Indeed, Lenhart bounces right back up and shoots on goal—not necessarily the action of a man who believes he’s been denied an obvious goalscoring chance by the last defender back. That, of course, is the language of the rulebook that dictates a red card be shown to said defender. Which is exactly what happened: Olave was sent off; and it was RSL’s second red of the night, reducing them to nine men and opening the door for San Jose to score twice in stoppage time and win the game 3-1.

It’s a tough call to make in real time, chasing the play (the linesman was playing catch-up, too), and the officiating crew got it wrong. Seems to us that Lenhart drew this foul and card, Dennis Rodman–style.

Do you agree or disagree? Let us know in the comments.

Seattle’s Pregame Viewing Material

Trailing Real Salt Lake 3-0 heading into tonight’s Western Conference semifinal second leg (1o:00 ET, ESPN2), Seattle Sounders FC will need an extraordinary result to advance.

Coach Sigi Schmid told MLS’s Matt Doyle that he’s been talking to his players about famous recent comebacks, such as Liverpool’s three-goal blitzkrieg of a rally against AC Milan in the 2005 Champions League final.

Oddly, though, Schmid says he hasn’t talked to his team about the greatest comeback in MLS history, one that he was involved in, albeit on the wrong side.

In second leg of the 2003 Western Conference semis, Schmid’s LA Galaxy held a 2-0 lead over Landon Donovan, Jeff Agoos, and the San Jose Earthquakes. They quickly increased that to 4-0 on aggregate, scoring two goals in the first 13 minutes of the second leg.

Curtains for LD and Co., right? Unbelievably, no: Agoos and Donovan each scored before halftime, and San Jose added two more—including a 90th-minute (180th, really) equalizer by Chris Roner–to force extra time. Quakes striker Rodrigo Faria completed the sensational rally with a goal six minutes into the extra session.

Here are the (grainy) highlights:

There’s another reason Schmid’s men may want to take their cue from the 2003 Quakes. After completing the historic comeback, San Jose went on to win the MLS Cup that year.

Seattle’s task will be made more difficult by the absence of Mauro Rosales, the team leader in assists (13), who was ruled out today because of a knee strain.
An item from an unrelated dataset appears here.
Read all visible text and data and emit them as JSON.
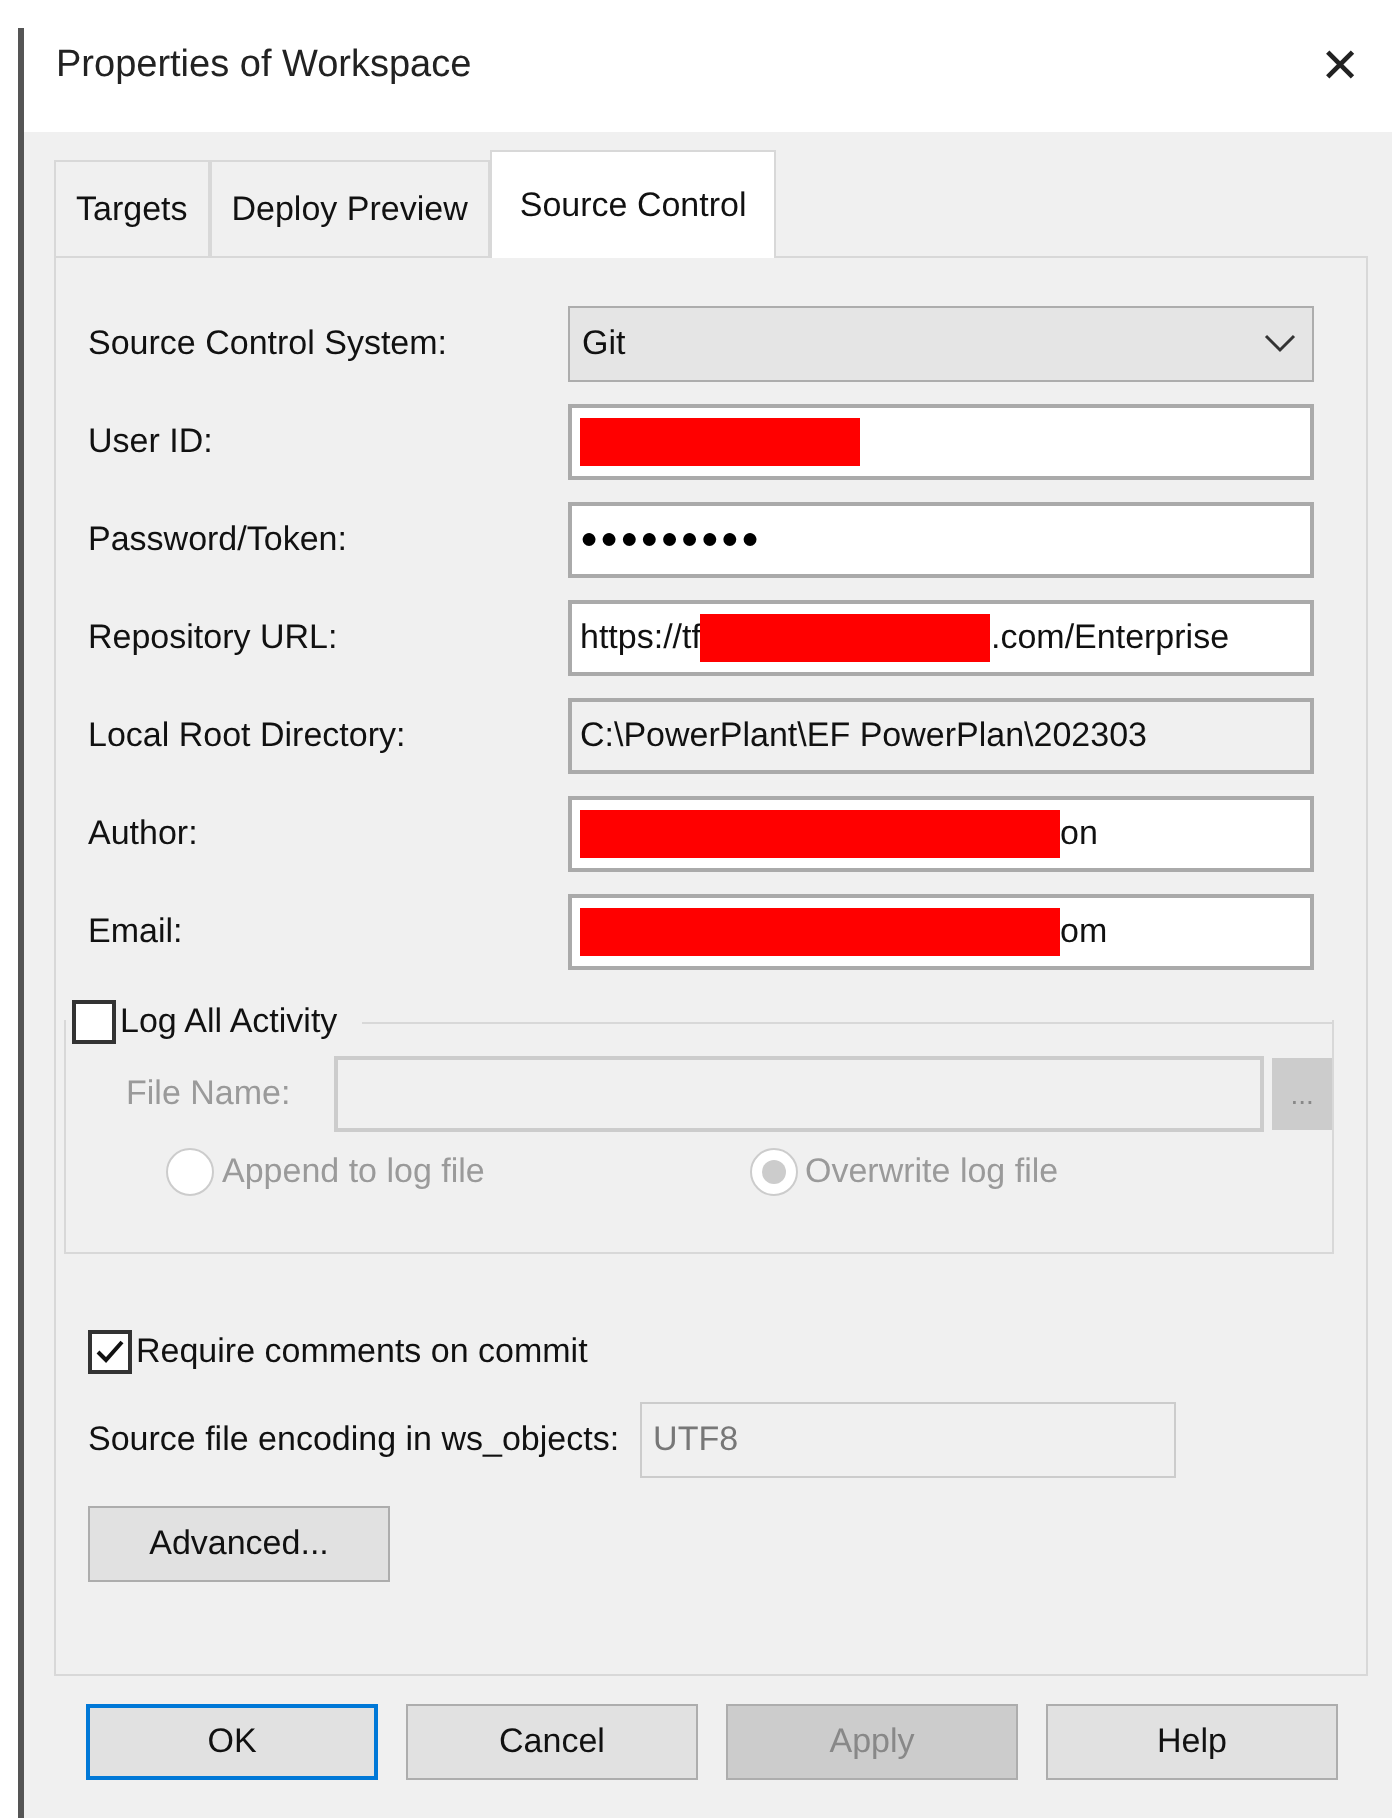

But it’s not impossible—as Schmid knows better than most.

DC, Portland Miss Opportunities In Playoff Chase

Playing at home, with a chance to gain an advantage over New York in the playoff race, both DC United and the Portland Timbers surrendered leads and stumbled to ties, against Chivas USA and San Jose, respectively.

In DC, the Black-and-Red took a 2-0 lead through Dwayne De Rosario and Ethan White, only to give up two second-half goals to Chivas striker Juan Pablo Angel.

De Rosario then had a penalty saved by the Goats’ superhero goalkeeper, Dan Kennedy, and the match ended 2-2, leaving DC one point behind New York in the playoff standings instead of one ahead.

At Portland’s usually impregnable fortress known as JELD-WEN Field, the home team took a 1-0 lead after rookie Darlington Nagbe set up Kenny Cooper nine minutes in. But the Timbers couldn’t add to their lead, and San Jose tied it up in the 70th on Khari Stephenson’s seeing eye shot from the top of the box.

Had they won, the Timbers would have been three points clear of New York in the tenth and final playoff spot.

As it is, they have a one-point edge heading into their pivotal visit to Red Bull Arena on Saturday night.

(DC has two games in hand on both New York and Portland. Click here for the current playoff standings.)